(Beginning of EXERCISE MATERIAL)

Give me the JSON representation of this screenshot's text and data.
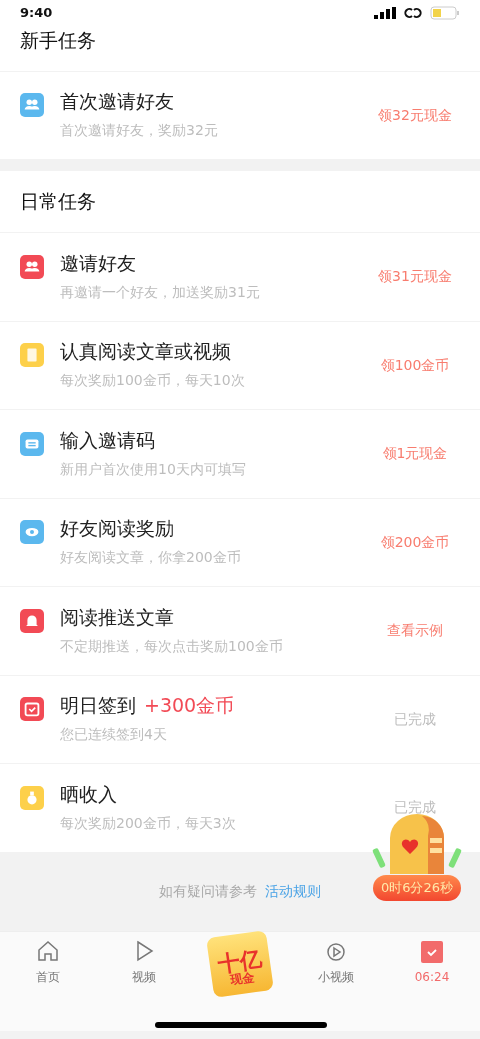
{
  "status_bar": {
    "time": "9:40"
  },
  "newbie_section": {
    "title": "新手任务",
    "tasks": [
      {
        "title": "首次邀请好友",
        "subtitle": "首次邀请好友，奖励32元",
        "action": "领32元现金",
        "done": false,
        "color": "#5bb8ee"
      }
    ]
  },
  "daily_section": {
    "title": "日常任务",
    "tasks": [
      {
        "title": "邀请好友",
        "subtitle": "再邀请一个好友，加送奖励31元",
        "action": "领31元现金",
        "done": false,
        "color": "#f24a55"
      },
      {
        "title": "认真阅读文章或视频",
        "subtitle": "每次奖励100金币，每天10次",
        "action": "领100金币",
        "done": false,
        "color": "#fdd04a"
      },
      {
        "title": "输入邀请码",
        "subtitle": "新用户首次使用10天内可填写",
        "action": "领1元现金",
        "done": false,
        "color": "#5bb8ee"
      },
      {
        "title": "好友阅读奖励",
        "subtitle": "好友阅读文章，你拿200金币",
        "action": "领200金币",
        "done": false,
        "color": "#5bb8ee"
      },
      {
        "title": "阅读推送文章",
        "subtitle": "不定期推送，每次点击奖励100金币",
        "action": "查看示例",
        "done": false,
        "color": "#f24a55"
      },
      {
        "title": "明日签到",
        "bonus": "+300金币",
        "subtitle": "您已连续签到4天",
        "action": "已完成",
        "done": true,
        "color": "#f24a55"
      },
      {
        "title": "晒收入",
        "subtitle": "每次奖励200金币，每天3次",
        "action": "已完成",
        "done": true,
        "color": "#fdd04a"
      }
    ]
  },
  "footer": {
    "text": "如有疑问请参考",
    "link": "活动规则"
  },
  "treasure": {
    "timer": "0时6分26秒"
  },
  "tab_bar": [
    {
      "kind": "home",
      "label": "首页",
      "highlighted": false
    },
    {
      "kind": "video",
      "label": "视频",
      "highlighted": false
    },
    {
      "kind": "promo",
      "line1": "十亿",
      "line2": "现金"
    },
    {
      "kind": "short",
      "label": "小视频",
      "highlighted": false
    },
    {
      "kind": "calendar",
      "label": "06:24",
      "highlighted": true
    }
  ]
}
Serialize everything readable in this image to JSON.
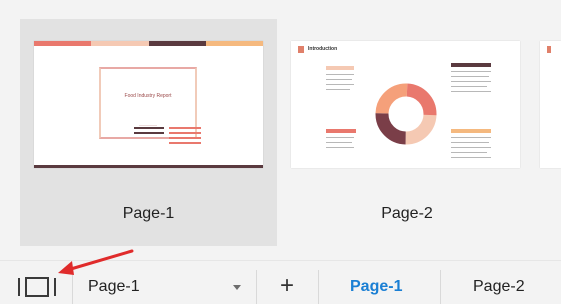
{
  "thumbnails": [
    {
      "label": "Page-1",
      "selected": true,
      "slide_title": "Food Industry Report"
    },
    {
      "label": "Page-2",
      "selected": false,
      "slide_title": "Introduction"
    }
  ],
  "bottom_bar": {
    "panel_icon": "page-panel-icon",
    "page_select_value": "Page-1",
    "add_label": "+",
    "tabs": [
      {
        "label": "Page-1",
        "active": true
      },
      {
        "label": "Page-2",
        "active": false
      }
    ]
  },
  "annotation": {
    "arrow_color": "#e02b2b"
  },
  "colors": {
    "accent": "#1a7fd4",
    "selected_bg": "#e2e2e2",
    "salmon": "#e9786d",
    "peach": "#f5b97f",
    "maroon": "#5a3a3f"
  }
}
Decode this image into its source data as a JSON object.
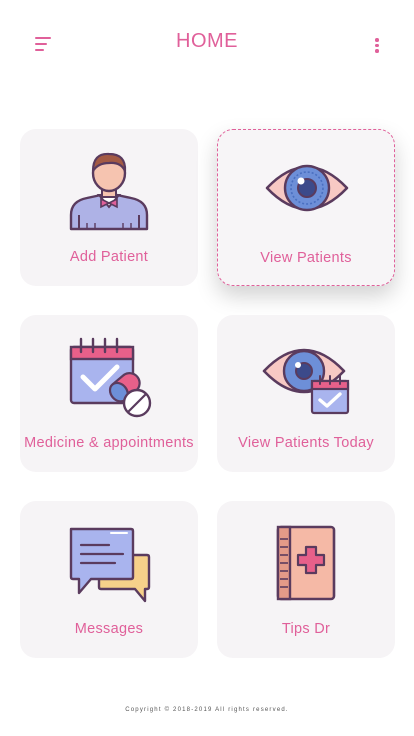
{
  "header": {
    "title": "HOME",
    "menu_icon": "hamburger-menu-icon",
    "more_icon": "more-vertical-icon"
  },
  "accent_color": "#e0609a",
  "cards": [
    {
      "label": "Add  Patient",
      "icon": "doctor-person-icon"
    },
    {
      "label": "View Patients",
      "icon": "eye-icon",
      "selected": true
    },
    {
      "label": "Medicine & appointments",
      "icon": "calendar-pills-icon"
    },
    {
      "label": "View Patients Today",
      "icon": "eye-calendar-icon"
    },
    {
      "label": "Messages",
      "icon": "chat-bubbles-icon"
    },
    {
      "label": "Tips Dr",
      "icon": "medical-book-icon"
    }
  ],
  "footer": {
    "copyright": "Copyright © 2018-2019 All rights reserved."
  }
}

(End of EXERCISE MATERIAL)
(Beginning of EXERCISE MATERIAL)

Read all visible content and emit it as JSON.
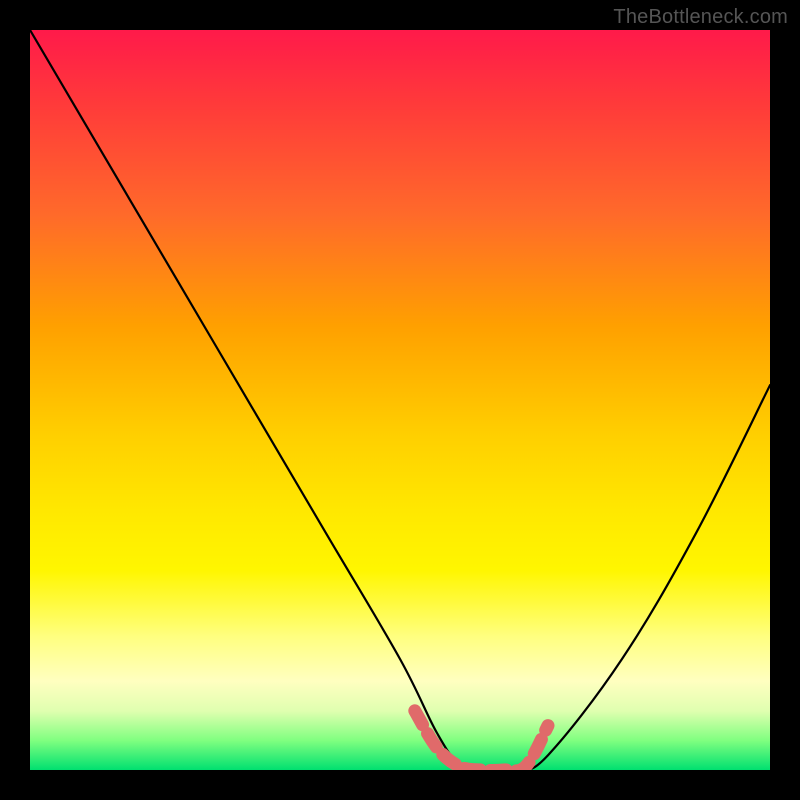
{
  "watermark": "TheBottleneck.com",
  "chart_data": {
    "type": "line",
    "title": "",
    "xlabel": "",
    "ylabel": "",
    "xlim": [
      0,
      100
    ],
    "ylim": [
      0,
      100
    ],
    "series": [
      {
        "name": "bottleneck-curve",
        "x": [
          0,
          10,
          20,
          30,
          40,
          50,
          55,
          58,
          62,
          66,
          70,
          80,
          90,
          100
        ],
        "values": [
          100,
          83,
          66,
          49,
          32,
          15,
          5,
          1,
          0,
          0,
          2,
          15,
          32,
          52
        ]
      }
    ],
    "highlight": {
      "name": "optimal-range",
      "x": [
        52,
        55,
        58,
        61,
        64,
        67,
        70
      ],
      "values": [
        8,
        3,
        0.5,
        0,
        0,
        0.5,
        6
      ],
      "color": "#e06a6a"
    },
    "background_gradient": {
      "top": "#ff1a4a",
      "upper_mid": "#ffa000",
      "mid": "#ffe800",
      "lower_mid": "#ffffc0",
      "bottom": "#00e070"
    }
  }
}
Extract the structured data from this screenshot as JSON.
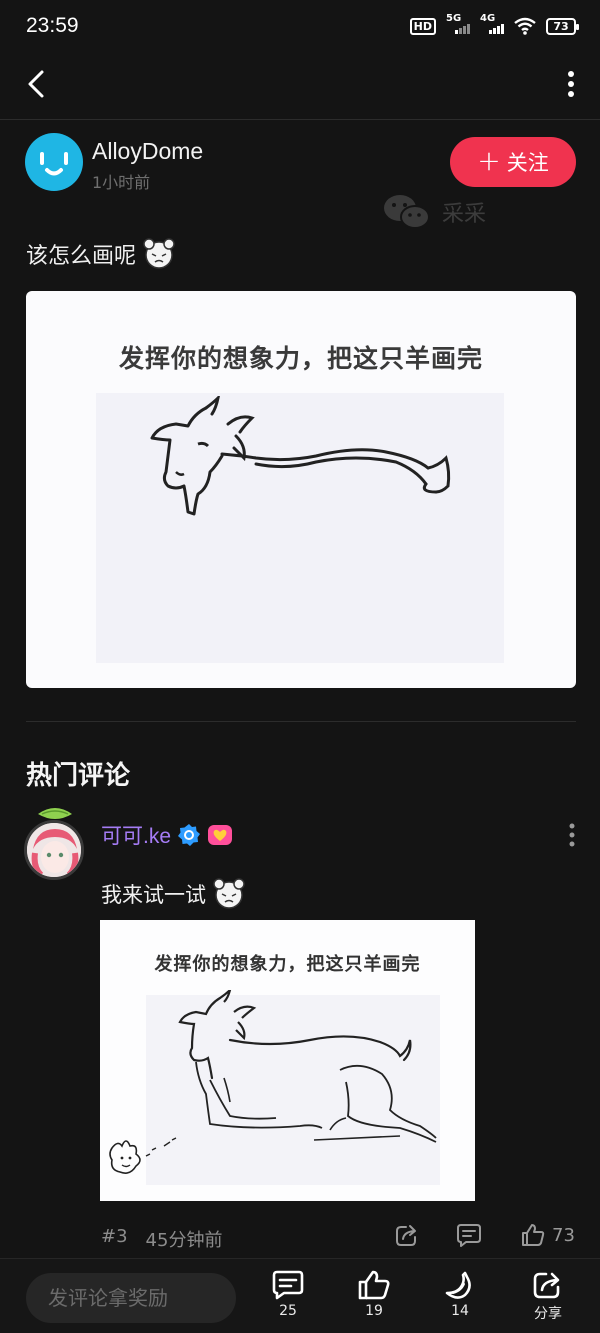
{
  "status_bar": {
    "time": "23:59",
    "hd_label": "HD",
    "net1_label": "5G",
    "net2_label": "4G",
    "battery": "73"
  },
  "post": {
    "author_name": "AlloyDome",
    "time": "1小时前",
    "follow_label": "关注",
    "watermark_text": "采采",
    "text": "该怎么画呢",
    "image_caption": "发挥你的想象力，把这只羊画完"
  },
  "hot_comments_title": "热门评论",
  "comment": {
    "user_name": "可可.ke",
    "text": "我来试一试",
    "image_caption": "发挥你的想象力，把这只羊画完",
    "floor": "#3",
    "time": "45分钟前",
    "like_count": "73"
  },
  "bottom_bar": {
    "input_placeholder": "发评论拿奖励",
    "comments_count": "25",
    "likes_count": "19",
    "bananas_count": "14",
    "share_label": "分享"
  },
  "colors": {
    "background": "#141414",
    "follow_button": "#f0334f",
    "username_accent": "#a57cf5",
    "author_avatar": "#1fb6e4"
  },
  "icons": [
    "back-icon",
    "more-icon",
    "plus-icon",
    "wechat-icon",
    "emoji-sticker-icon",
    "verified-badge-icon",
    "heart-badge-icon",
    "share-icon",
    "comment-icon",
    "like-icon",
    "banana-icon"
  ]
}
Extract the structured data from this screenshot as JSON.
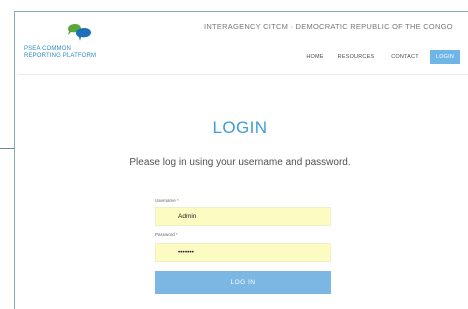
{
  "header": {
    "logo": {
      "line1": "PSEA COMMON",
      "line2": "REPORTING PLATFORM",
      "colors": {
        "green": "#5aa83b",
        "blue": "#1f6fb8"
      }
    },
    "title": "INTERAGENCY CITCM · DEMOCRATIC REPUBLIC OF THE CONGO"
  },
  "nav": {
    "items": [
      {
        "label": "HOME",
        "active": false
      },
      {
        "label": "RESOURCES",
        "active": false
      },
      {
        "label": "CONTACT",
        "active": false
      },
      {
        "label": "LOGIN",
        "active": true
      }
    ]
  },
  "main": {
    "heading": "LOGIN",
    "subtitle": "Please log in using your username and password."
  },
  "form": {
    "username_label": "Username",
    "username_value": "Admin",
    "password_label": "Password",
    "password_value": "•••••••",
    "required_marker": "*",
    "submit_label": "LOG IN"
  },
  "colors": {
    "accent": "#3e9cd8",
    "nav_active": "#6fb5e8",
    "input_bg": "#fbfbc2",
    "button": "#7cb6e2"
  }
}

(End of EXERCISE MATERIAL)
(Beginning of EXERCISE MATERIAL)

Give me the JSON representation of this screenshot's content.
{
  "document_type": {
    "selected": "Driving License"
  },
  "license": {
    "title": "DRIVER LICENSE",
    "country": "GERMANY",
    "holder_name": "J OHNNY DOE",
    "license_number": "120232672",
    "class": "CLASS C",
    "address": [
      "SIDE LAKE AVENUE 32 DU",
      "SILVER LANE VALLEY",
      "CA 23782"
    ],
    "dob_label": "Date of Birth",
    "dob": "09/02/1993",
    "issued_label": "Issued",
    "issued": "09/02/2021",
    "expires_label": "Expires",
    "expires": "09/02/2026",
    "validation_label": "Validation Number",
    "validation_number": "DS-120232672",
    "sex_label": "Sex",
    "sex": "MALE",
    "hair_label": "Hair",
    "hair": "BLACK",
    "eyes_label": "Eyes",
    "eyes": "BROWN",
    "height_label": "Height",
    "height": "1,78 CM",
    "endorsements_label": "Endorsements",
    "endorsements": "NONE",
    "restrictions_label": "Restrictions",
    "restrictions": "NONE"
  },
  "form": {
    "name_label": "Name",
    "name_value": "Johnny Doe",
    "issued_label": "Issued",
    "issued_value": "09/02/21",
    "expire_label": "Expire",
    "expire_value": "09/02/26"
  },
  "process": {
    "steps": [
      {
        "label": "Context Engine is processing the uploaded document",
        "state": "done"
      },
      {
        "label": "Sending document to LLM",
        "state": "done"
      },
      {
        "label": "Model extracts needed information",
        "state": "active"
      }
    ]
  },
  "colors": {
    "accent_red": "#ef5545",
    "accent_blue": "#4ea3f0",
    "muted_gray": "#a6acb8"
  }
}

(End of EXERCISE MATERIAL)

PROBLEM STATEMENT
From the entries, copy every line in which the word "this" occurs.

TASK RESPONSE
Give me the JSON representation of this screenshot's text and data.
Serialize everything readable in this image to JSON.
Decode this image into its source data as a JSON object.
Extract the structured data from this screenshot as JSON.
Extract the structured data from this screenshot as JSON.
Give me the JSON representation of this screenshot's content.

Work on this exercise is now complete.